_PROBLEM TO WORK ON_:
For each line in the data below that has the word "name", copy that line.

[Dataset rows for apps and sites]
::::::
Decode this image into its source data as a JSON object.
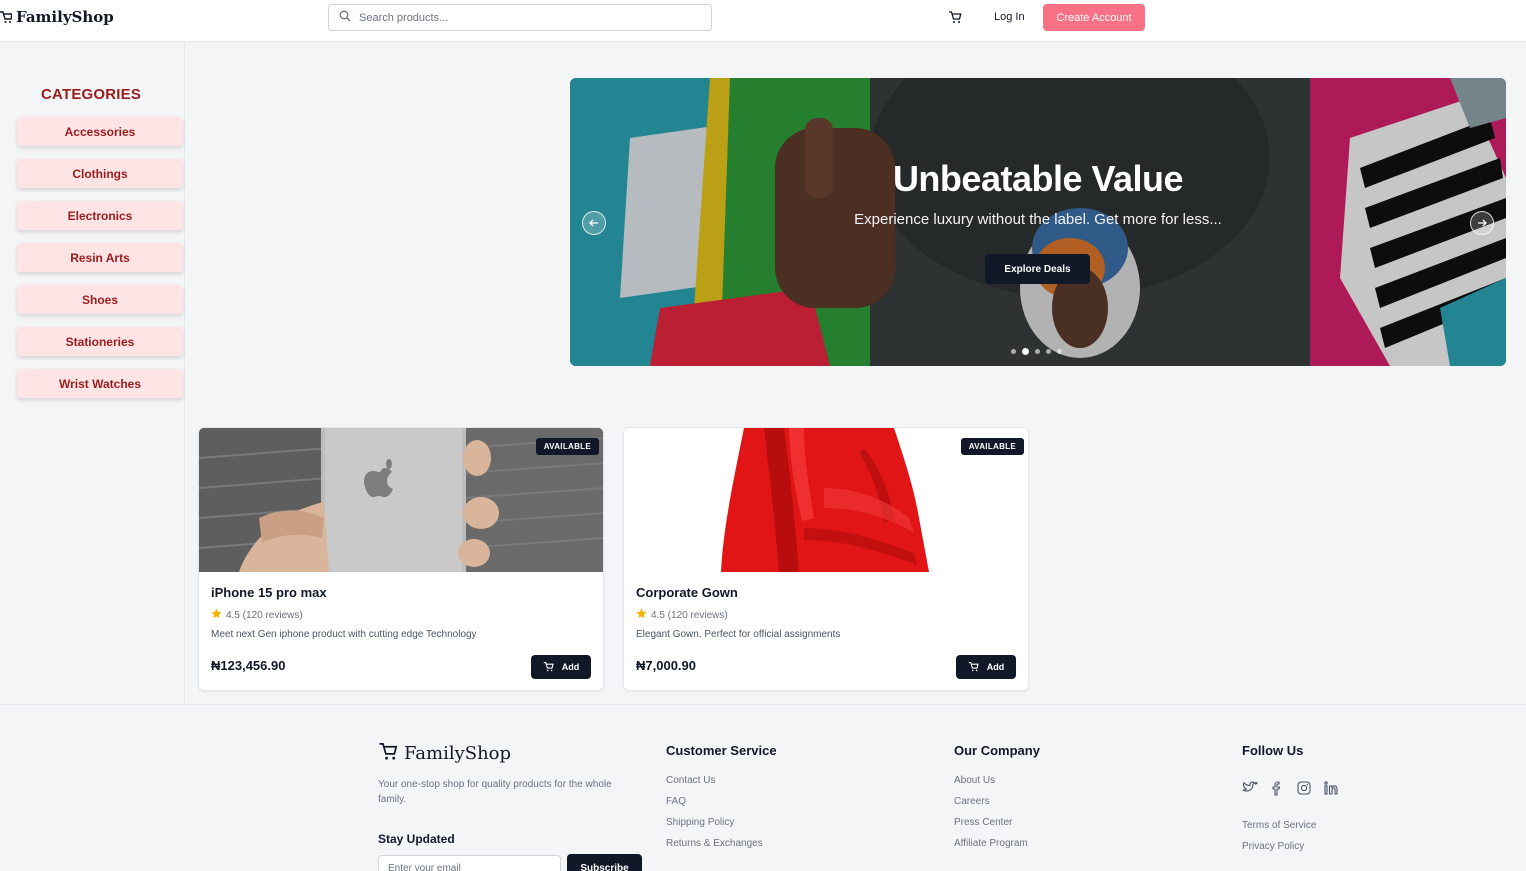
{
  "header": {
    "logo_text": "FamilyShop",
    "search_placeholder": "Search products...",
    "login_label": "Log In",
    "create_account_label": "Create Account"
  },
  "sidebar": {
    "title": "CATEGORIES",
    "items": [
      "Accessories",
      "Clothings",
      "Electronics",
      "Resin Arts",
      "Shoes",
      "Stationeries",
      "Wrist Watches"
    ]
  },
  "hero": {
    "title": "Unbeatable Value",
    "subtitle": "Experience luxury without the label. Get more for less...",
    "button_label": "Explore Deals",
    "slide_count": 5,
    "active_slide": 2
  },
  "products": [
    {
      "name": "iPhone 15 pro max",
      "badge": "AVAILABLE",
      "rating": "4.5 (120 reviews)",
      "description": "Meet next Gen iphone product with cutting edge Technology",
      "price": "₦123,456.90",
      "add_label": "Add"
    },
    {
      "name": "Corporate Gown",
      "badge": "AVAILABLE",
      "rating": "4.5 (120 reviews)",
      "description": "Elegant Gown. Perfect for official assignments",
      "price": "₦7,000.90",
      "add_label": "Add"
    }
  ],
  "footer": {
    "logo_text": "FamilyShop",
    "description": "Your one-stop shop for quality products for the whole family.",
    "stay_updated": "Stay Updated",
    "email_placeholder": "Enter your email",
    "subscribe_label": "Subscribe",
    "customer_service": {
      "title": "Customer Service",
      "links": [
        "Contact Us",
        "FAQ",
        "Shipping Policy",
        "Returns & Exchanges"
      ]
    },
    "company": {
      "title": "Our Company",
      "links": [
        "About Us",
        "Careers",
        "Press Center",
        "Affiliate Program"
      ]
    },
    "follow": {
      "title": "Follow Us",
      "icons": [
        "twitter-icon",
        "facebook-icon",
        "instagram-icon",
        "linkedin-icon"
      ],
      "links": [
        "Terms of Service",
        "Privacy Policy"
      ]
    }
  },
  "colors": {
    "accent": "#f87185",
    "category_text": "#9b1c1c",
    "category_bg": "#ffe4e6",
    "dark": "#111827",
    "star": "#f5b301"
  }
}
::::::
_SOLVED PROBLEM_:
      "name": "iPhone 15 pro max",
      "name": "Corporate Gown",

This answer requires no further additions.